THE EDITOR: We know the solemn saying, “Everyone has a price.” The dark reality behind it is haunting. Because it means that for a lot of us, our convictions and ethics can be bought. That who we are and what we stand for can be compromised for a price.
With this in mind we should consider some of the local reactions to the recently released Lifetime documentary Surviving R Kelly.
The case against artist R Kelly includes multiple accusations of sexual misconduct and indecency with underage girls. These crimes were allegedly committed over the course of his career and continued for as long as it did because he is said to have had help. It was not a mere one-man operation but instead a concerted effort by a network of close affiliates.
Why then would a number of comments on social media contain scepticism and even vitriol towards the girls who are said to have been abused? Where is the rightfully placed outrage against Kelly and his people? Do we not prosecute the accused and seek to compensate and console victims? What line of reasoning allows one to shift blame from the alleged perpetrator and others towards the hurt parties – the victims?
I suspect that it may be a “dey look for dat” mentality at play. We’ve all heard it before. When someone is provoked and they lash out in retaliation, we say the person who provoked them was “looking for that.” It’s our local equivalent of the law of cause and effect.
However, in this case, we aren’t talking about peers resolving squabbles at work or play. We’re talking about a grown man, his adult associates and the underage girls they allowed to be around him. This is no peer disagreement, this is a very large power gap where the girls held virtually no power to resist any coercion or advances that may have come their way.
Let’s be clear, there is nothing these girls or anyone else could have done to warrant any abuse they may have suffered. I admit, some of us in our own pasts have been made to feel that the hurt we endured from others was our own fault.
Some of us were made the cause of our pain by the disbelief of those we confided in or the fingers pointed by those who wrongfully blamed us. Yet, despite it being done to us, how can we turn around and do the same? That dangerous line of thinking must be stopped.
In any society where victim blaming exists, such as our own, injustice will be prevalent. Victim blaming, put simply, is the practice of holding the victim at fault (partially or entirely) for the harm they experienced at the hand of another.
Not only does this excuse the perpetrator, sometimes further enabling them to commit more crimes, but it also makes the hurt party suffer twice. First a victim by the perpetrator, and then again by those who hold that they themselves are at fault.

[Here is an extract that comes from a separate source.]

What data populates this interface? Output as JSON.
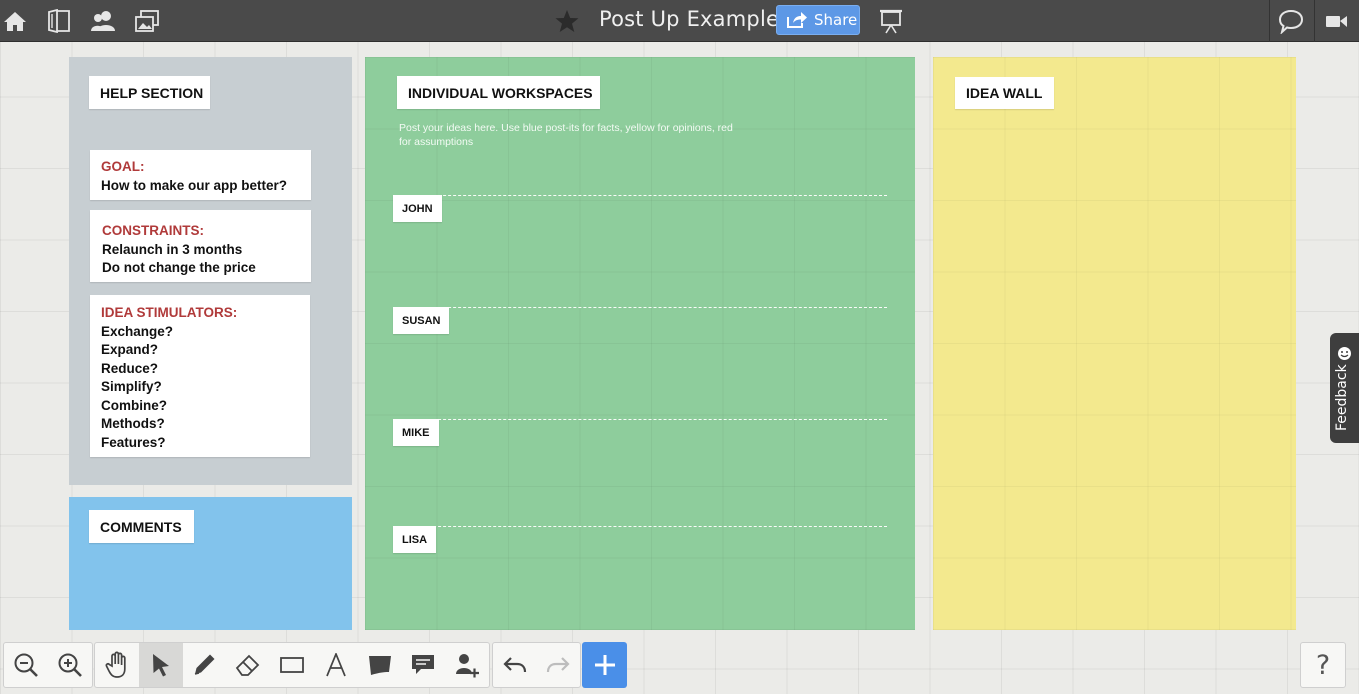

So to everyone out there maintaining that this is somehow the fault of the underage girls involved, I’d like to know what’s the price? What amount written on a cheque, transferred in the bank or gifted in cash makes the alleged actions of Kelly and his affiliates excusable? What possible motivation could they have had that makes their involvement something to overlook?
But no, let’s dig deeper. What’s your price? At what price are you willing to sell these girls for? To censor their stories and invalidate their pain? It seems that it’s a few well known songs that you regard as classics. Have you really elevated music over the well-being of so many young black girls?
From your own dismissal of these victims, instead of the one who allegedly hurt them, you’ve proven two things: everyone does have a price, and you think victims should pay twice.
JON HUBERT BRISTOL via e-mail